Hold on, isn't Google's implementation of the open SDK proprietary? Yes, but the open SDK is, as it says, open. You should look at this as though the open SDK is the beginning of an emerging standard and GAE is simply Google's implementation of this. Personally, Google should have started with an open source GAE because they run the risk of someone building an open source play against them.
This is just the beginning of what I discussed at OSCON in 2007. Ok, there are a lot of ifs and buts, however it certainly has exciting potential. If other providers create environments that are compliant to this open SDK, then we will have the beginnings of such a market. In my book, these changes have the potential to disrupt the entire enterprise IT and hosting market because they're ill prepared for the inevitable.
Like it or not, most ISPs are facing a bleak future at the hands of either huge new service providers or possible lock-in to a proprietary mesh. The only way that such ISPs can fight against this is to create a marketplace based upon open sourced standards.
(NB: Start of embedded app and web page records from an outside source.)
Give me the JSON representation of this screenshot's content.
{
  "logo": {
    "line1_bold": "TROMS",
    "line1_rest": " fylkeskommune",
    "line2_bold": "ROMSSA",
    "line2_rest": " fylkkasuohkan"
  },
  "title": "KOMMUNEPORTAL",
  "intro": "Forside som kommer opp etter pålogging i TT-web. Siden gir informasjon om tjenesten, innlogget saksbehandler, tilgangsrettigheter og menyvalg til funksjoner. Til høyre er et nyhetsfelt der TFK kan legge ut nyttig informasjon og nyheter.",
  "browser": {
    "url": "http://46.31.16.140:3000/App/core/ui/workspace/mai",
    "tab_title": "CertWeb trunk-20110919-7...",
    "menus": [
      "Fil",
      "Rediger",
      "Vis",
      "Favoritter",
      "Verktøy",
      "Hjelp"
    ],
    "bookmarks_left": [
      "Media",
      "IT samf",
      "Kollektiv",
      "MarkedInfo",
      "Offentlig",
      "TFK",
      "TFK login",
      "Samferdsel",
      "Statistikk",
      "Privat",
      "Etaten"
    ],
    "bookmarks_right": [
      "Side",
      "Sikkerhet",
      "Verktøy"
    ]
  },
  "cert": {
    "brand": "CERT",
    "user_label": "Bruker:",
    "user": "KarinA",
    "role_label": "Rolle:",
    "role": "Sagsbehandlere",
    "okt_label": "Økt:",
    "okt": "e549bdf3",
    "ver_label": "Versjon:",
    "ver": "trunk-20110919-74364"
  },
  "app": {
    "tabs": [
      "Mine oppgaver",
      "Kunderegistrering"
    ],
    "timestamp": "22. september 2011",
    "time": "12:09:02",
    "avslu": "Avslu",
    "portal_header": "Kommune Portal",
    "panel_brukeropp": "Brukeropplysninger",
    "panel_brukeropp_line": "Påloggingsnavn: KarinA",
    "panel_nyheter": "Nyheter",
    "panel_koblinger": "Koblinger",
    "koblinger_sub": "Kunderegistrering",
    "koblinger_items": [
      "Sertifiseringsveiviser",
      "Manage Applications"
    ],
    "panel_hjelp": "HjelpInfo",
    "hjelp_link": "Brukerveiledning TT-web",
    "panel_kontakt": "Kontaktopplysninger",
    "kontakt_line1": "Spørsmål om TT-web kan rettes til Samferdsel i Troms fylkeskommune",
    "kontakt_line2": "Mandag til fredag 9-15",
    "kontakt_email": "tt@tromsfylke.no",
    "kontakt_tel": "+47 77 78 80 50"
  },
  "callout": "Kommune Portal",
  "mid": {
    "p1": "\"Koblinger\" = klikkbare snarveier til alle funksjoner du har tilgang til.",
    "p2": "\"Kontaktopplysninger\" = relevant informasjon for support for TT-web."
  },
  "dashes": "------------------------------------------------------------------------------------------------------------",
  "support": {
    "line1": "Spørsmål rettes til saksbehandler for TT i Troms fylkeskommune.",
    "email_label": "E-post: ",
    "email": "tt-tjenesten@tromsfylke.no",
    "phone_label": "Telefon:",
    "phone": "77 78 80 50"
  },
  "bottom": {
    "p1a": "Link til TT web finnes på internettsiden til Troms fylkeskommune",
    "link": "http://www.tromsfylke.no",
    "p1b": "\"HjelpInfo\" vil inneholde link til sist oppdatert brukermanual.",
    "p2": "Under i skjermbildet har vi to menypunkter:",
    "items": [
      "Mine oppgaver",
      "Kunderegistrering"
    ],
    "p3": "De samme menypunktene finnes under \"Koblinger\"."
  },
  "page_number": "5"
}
As a marketplace they can fight; as lone providers, their days are numbered.
Both barrels of change - innovation & adaptation - are pointing firmly in their direction. They need to be seriously thinking about creating open sourced standards, a monitoring body and a competitive marketplace. The time to do so is rapidly approaching; you can't hide forever and creative destruction has you firmly in its sights.
P.S. If you want to keep up with the latest developments in this field, I personally read James Urquhart's and Rich Miller's blog.
P.P.S. Yep, I know I'm repeating again a lot of stuff I talked about last year, but I thought it was timely.
-- Update 19th July 2013
Gosh, this is over five years old. Since that time -
- Google App Engine now has AppScale and a development effort with RedHat but is also has serious competition with Cloud Foundry which is playing a fully open source game. Never quite understood why they didn't start the game with an open source GAE, way back when.
- All the terms are wrong. HaaS became IaaS, FaaS became PaaS etc. Don't ask why, I never understood.
- I finally gave up using the term 'innovation' for the novel and new because that word is used for pretty much everything these days. "The bus went a different route today - it's an innovation!" etc.